== Your objective ==
Print the listing exactly.

[Data records — start]

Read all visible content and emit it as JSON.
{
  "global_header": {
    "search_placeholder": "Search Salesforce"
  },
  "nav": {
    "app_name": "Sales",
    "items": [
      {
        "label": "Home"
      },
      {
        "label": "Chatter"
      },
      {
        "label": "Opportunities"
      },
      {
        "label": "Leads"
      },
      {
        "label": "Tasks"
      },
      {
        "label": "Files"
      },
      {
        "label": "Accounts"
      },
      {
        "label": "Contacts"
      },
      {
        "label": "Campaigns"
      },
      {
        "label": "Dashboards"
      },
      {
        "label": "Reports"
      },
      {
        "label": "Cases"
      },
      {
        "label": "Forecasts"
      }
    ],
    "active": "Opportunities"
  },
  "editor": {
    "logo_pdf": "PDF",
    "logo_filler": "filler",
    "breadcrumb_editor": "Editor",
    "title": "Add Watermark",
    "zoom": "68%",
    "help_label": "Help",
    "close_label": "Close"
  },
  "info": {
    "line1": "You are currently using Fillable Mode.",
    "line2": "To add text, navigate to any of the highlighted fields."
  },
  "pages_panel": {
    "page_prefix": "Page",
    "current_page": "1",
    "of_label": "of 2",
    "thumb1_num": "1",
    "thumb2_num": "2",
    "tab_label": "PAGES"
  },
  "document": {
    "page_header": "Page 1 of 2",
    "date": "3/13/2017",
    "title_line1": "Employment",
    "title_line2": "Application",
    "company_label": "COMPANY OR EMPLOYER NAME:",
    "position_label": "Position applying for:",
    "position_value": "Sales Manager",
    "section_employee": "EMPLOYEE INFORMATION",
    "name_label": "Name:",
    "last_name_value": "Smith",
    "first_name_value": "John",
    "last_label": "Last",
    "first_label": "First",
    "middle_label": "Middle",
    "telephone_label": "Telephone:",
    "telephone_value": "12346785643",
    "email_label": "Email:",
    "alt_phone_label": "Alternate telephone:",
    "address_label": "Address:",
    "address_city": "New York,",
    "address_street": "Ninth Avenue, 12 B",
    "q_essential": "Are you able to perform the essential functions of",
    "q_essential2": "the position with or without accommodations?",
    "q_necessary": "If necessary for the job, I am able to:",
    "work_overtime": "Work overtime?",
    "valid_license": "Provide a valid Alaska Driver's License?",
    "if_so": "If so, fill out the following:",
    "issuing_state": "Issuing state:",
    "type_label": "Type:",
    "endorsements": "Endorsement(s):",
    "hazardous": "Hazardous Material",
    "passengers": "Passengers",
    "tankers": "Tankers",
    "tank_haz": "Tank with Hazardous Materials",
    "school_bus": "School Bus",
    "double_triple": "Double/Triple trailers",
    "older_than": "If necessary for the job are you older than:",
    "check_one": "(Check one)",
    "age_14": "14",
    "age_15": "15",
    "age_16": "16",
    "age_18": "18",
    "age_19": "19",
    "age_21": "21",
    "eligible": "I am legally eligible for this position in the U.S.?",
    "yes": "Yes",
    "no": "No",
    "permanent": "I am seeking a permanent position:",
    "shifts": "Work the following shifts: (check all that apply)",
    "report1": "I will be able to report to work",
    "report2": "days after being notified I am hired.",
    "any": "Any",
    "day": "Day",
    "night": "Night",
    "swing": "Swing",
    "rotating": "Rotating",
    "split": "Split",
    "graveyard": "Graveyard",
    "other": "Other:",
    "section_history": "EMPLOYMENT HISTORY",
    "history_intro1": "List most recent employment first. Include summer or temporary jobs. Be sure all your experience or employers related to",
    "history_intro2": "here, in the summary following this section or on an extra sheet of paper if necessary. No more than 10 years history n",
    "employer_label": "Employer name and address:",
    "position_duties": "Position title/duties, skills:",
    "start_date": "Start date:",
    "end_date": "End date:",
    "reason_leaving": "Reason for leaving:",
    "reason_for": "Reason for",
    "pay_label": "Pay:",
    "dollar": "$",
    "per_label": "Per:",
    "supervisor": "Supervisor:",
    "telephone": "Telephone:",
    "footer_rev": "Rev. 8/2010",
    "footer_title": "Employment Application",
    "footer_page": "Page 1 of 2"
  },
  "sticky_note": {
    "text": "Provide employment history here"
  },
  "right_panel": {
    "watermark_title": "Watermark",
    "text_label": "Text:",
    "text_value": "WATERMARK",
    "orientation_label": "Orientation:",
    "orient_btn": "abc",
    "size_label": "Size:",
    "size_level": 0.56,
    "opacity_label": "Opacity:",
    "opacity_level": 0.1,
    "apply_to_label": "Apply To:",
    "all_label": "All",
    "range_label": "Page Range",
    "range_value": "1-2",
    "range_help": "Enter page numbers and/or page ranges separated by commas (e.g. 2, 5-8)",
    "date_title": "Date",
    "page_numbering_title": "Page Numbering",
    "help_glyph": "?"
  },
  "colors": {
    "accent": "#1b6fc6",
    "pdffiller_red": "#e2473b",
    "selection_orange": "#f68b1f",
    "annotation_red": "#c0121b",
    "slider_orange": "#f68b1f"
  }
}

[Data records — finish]

== Answer box ==
Read all visible content and emit it as JSON.
{
  "global_header": {
    "search_placeholder": "Search Salesforce"
  },
  "nav": {
    "app_name": "Sales",
    "items": [
      {
        "label": "Home"
      },
      {
        "label": "Chatter"
      },
      {
        "label": "Opportunities"
      },
      {
        "label": "Leads"
      },
      {
        "label": "Tasks"
      },
      {
        "label": "Files"
      },
      {
        "label": "Accounts"
      },
      {
        "label": "Contacts"
      },
      {
        "label": "Campaigns"
      },
      {
        "label": "Dashboards"
      },
      {
        "label": "Reports"
      },
      {
        "label": "Cases"
      },
      {
        "label": "Forecasts"
      }
    ],
    "active": "Opportunities"
  },
  "editor": {
    "logo_pdf": "PDF",
    "logo_filler": "filler",
    "breadcrumb_editor": "Editor",
    "title": "Add Watermark",
    "zoom": "68%",
    "help_label": "Help",
    "close_label": "Close"
  },
  "info": {
    "line1": "You are currently using Fillable Mode.",
    "line2": "To add text, navigate to any of the highlighted fields."
  },
  "pages_panel": {
    "page_prefix": "Page",
    "current_page": "1",
    "of_label": "of 2",
    "thumb1_num": "1",
    "thumb2_num": "2",
    "tab_label": "PAGES"
  },
  "document": {
    "page_header": "Page 1 of 2",
    "date": "3/13/2017",
    "title_line1": "Employment",
    "title_line2": "Application",
    "company_label": "COMPANY OR EMPLOYER NAME:",
    "position_label": "Position applying for:",
    "position_value": "Sales Manager",
    "section_employee": "EMPLOYEE INFORMATION",
    "name_label": "Name:",
    "last_name_value": "Smith",
    "first_name_value": "John",
    "last_label": "Last",
    "first_label": "First",
    "middle_label": "Middle",
    "telephone_label": "Telephone:",
    "telephone_value": "12346785643",
    "email_label": "Email:",
    "alt_phone_label": "Alternate telephone:",
    "address_label": "Address:",
    "address_city": "New York,",
    "address_street": "Ninth Avenue, 12 B",
    "q_essential": "Are you able to perform the essential functions of",
    "q_essential2": "the position with or without accommodations?",
    "q_necessary": "If necessary for the job, I am able to:",
    "work_overtime": "Work overtime?",
    "valid_license": "Provide a valid Alaska Driver's License?",
    "if_so": "If so, fill out the following:",
    "issuing_state": "Issuing state:",
    "type_label": "Type:",
    "endorsements": "Endorsement(s):",
    "hazardous": "Hazardous Material",
    "passengers": "Passengers",
    "tankers": "Tankers",
    "tank_haz": "Tank with Hazardous Materials",
    "school_bus": "School Bus",
    "double_triple": "Double/Triple trailers",
    "older_than": "If necessary for the job are you older than:",
    "check_one": "(Check one)",
    "age_14": "14",
    "age_15": "15",
    "age_16": "16",
    "age_18": "18",
    "age_19": "19",
    "age_21": "21",
    "eligible": "I am legally eligible for this position in the U.S.?",
    "yes": "Yes",
    "no": "No",
    "permanent": "I am seeking a permanent position:",
    "shifts": "Work the following shifts: (check all that apply)",
    "report1": "I will be able to report to work",
    "report2": "days after being notified I am hired.",
    "any": "Any",
    "day": "Day",
    "night": "Night",
    "swing": "Swing",
    "rotating": "Rotating",
    "split": "Split",
    "graveyard": "Graveyard",
    "other": "Other:",
    "section_history": "EMPLOYMENT HISTORY",
    "history_intro1": "List most recent employment first. Include summer or temporary jobs. Be sure all your experience or employers related to",
    "history_intro2": "here, in the summary following this section or on an extra sheet of paper if necessary. No more than 10 years history n",
    "employer_label": "Employer name and address:",
    "position_duties": "Position title/duties, skills:",
    "start_date": "Start date:",
    "end_date": "End date:",
    "reason_leaving": "Reason for leaving:",
    "reason_for": "Reason for",
    "pay_label": "Pay:",
    "dollar": "$",
    "per_label": "Per:",
    "supervisor": "Supervisor:",
    "telephone": "Telephone:",
    "footer_rev": "Rev. 8/2010",
    "footer_title": "Employment Application",
    "footer_page": "Page 1 of 2"
  },
  "sticky_note": {
    "text": "Provide employment history here"
  },
  "right_panel": {
    "watermark_title": "Watermark",
    "text_label": "Text:",
    "text_value": "WATERMARK",
    "orientation_label": "Orientation:",
    "orient_btn": "abc",
    "size_label": "Size:",
    "size_level": 0.56,
    "opacity_label": "Opacity:",
    "opacity_level": 0.1,
    "apply_to_label": "Apply To:",
    "all_label": "All",
    "range_label": "Page Range",
    "range_value": "1-2",
    "range_help": "Enter page numbers and/or page ranges separated by commas (e.g. 2, 5-8)",
    "date_title": "Date",
    "page_numbering_title": "Page Numbering",
    "help_glyph": "?"
  },
  "colors": {
    "accent": "#1b6fc6",
    "pdffiller_red": "#e2473b",
    "selection_orange": "#f68b1f",
    "annotation_red": "#c0121b",
    "slider_orange": "#f68b1f"
  }
}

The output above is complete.